I look at this at two different ways. From SEO side it's frustrating, because if you're number one and you've overnight lost all of your traffic as there's no longer organic results, just one box. And actually from a searcher perspective, I think it's quite a good result and it it makes sense. Let's consider an example. I landed in Kiev yesterday, when I landed I wanted to know what the time was. I didn't want to an opinion, so I wanted to one correct answer.
On March 20, Danny Sullivan announced that Google has stopped this test for now.
One question I asked myself is around "is the future basically with no websites," because we already have featured snippets, voice search, virtual reality. None of those require a website, and that's again quite a scary thought from a marketing perspective. But if that's where we tried to look at where users are going, and if they don't want to see a website as they can get an answer to a question without seeing the website, then the way you're doing things has to change.
Here's the video version of this interview.
P.S. Honestly speaking, it was my first experience with recording a live video-interview and I was very nervous.
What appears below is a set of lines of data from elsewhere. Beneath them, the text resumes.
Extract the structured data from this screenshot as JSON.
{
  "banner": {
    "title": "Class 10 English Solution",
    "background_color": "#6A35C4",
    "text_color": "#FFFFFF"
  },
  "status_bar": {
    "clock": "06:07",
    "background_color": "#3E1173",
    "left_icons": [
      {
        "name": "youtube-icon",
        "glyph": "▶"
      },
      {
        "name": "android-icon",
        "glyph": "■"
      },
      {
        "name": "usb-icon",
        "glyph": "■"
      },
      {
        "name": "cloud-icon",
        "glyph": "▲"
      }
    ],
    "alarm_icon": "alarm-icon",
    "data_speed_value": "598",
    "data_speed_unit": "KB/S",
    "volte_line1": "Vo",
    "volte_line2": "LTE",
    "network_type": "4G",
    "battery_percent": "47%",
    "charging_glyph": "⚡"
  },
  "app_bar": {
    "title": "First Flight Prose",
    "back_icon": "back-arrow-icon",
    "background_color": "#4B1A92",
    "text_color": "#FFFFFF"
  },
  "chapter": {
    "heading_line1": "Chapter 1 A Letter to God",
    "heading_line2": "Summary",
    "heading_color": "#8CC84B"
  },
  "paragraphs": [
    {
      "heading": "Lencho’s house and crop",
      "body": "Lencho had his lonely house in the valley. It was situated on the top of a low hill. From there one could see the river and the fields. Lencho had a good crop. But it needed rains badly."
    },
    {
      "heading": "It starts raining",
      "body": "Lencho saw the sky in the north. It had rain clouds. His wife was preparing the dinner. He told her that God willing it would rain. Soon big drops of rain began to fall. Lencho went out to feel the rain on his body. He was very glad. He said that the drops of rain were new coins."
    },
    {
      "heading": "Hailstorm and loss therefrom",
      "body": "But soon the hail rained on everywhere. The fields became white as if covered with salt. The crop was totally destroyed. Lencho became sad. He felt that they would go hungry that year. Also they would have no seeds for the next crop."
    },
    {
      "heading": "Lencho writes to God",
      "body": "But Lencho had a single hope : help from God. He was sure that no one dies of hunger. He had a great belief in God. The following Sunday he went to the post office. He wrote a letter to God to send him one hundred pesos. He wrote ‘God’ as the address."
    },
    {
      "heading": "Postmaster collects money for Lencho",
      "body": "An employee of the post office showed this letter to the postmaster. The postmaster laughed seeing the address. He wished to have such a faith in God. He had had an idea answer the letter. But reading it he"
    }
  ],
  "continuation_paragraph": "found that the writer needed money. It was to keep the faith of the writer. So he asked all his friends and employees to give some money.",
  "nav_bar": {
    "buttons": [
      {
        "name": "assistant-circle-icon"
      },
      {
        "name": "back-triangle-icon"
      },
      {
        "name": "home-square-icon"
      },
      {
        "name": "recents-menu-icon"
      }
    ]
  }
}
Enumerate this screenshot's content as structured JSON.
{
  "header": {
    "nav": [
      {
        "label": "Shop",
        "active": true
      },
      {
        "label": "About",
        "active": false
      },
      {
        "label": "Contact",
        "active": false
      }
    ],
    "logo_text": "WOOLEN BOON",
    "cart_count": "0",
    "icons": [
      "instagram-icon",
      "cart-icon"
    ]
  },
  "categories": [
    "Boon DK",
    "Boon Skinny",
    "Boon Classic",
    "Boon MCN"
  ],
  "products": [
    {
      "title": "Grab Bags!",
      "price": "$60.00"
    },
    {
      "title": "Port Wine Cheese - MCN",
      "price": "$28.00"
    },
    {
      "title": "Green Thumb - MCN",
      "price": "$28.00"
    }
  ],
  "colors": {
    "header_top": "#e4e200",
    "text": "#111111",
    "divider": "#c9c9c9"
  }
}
So don't judge the quality, please.

Rate the article on a five-point scale

(The article has already been rated by 0 people on average out of 5)
Found an error? Select it and press Ctrl + Enter to tell us

Recommended posts

Subscribe to our newsletter
Keep up to date with our latest news, events and blog posts!
Sign In Free Sign Up

You’ve reached your query limit.

Or email
Forgot password?
Or email
Back To Login

Don’t worry! Just fill in your email and we’ll send over your password.

Are you sure?
Please pick the project to work on

Personal demonstration

Serpstat is all about saving time, and we want to save yours! One of our specialists will contact you and discuss options going forward.

These may include a personal demonstration, a trial period, comprehensive training articles & webinar recordings, and custom advice from a Serpstat specialist. It is our goal to make you feel comfortable while using Serpstat.

Name
Email
Phone
We are glad of your comment

Upgrade your plan

Upgrade your plan

Export is not available for your account. Please upgrade to Plan A or higher to get access to the tool. Learn more

Sign Up Free

Спасибо, мы с вами свяжемся в ближайшее время

Invite
E-mail
Role
Message
Optional

You have run out of limits

You have reached the limit for the number of created projects. You cannot create new projects unless you increase the limits or delete existing projects.

I want more limits

Christmas is a time for miracles.

You are almost on the finish line of our Christmas quest. The last brick of your lego-promocode is left on the way up 55% discount.

Did not find previous lego-bricks? Fill the form anyway.

Name
Email
Phone